The Bank of England has said it will only hike interest rates in the UK when wages are materially growing againReuters

Pay grew at its slowest rate on record in the three months to June 2014 as the squeeze on incomes intensifies despite the UK experiencing the strongest headline economic recovery of any Western economy.

The Office for National Statistics (ONS) said pay excluding bonuses rose by just 0.6% in the second quarter of the year.

Pay including bonuses fell by 0.2%, though the ONS said this is because of an "unusually high growth rate for April 2013 as some employers who usually paid bonuses in March paid them in April last year."

Price inflation during the same period was 1.9%, meaning wages are still falling in real terms as the cost of living increases at a much faster pace than wages.

Weakening wage data is at odds with robust employment figures. The ONS said the employment rate hit 73% in April to June 2014, while the unemployment rate fell to 6.4% - the lowest since the end of 2008.

This paradox is puzzling Bank of England policymakers, who are trying to work out when is best to raise the base interest rate from its record-low 0.5%.

Markets are expecting interest rates to rise in early 2015, but policymakers have said they will not act until wages and productivity improve alongside the healthier labour market data.

An early rates hike could choke off part of the UK economic recovery by slashing consumer spending because households would have to route more of their incomes towards repaying debt, such as mortgages, rather than splashing out.

Some argue that the weakness in productivity and wage growth is because the labour market is rife with underemployment, where workers cannot find as many hours as they need. This is because of the proliferation of temporary and low-hours work, such as zero hour contracts, and self-employment.

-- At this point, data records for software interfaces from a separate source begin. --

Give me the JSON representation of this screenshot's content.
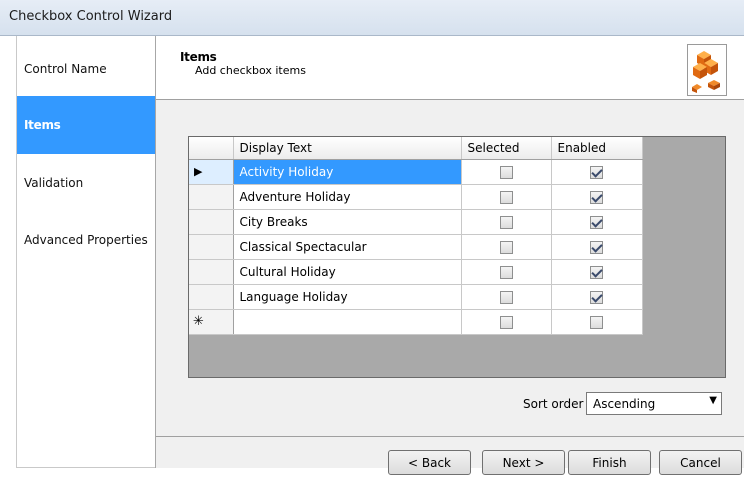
{
  "window": {
    "title": "Checkbox Control Wizard"
  },
  "sidebar": {
    "items": [
      {
        "label": "Control Name",
        "active": false
      },
      {
        "label": "Items",
        "active": true
      },
      {
        "label": "Validation",
        "active": false
      },
      {
        "label": "Advanced Properties",
        "active": false
      }
    ]
  },
  "header": {
    "title": "Items",
    "subtitle": "Add checkbox items",
    "icon": "cubes-icon"
  },
  "grid": {
    "columns": [
      "Display Text",
      "Selected",
      "Enabled"
    ],
    "rows": [
      {
        "text": "Activity Holiday",
        "selected": false,
        "enabled": true,
        "current": true
      },
      {
        "text": "Adventure Holiday",
        "selected": false,
        "enabled": true
      },
      {
        "text": "City Breaks",
        "selected": false,
        "enabled": true
      },
      {
        "text": "Classical Spectacular",
        "selected": false,
        "enabled": true
      },
      {
        "text": "Cultural Holiday",
        "selected": false,
        "enabled": true
      },
      {
        "text": "Language Holiday",
        "selected": false,
        "enabled": true
      },
      {
        "text": "",
        "selected": false,
        "enabled": false,
        "new_row": true
      }
    ],
    "current_row_marker": "▶",
    "new_row_marker": "✳"
  },
  "sort": {
    "label": "Sort order",
    "value": "Ascending"
  },
  "buttons": {
    "back": "< Back",
    "next": "Next >",
    "finish": "Finish",
    "cancel": "Cancel"
  },
  "colors": {
    "accent": "#3399ff",
    "title_bar": "#dbe5f1",
    "grid_background": "#a9a9a9"
  }
}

The UK economy is forecast to grow by 3% in 2014 amid rising consumer spending, a booming housing market, and a recovery in manufacturing and construction output.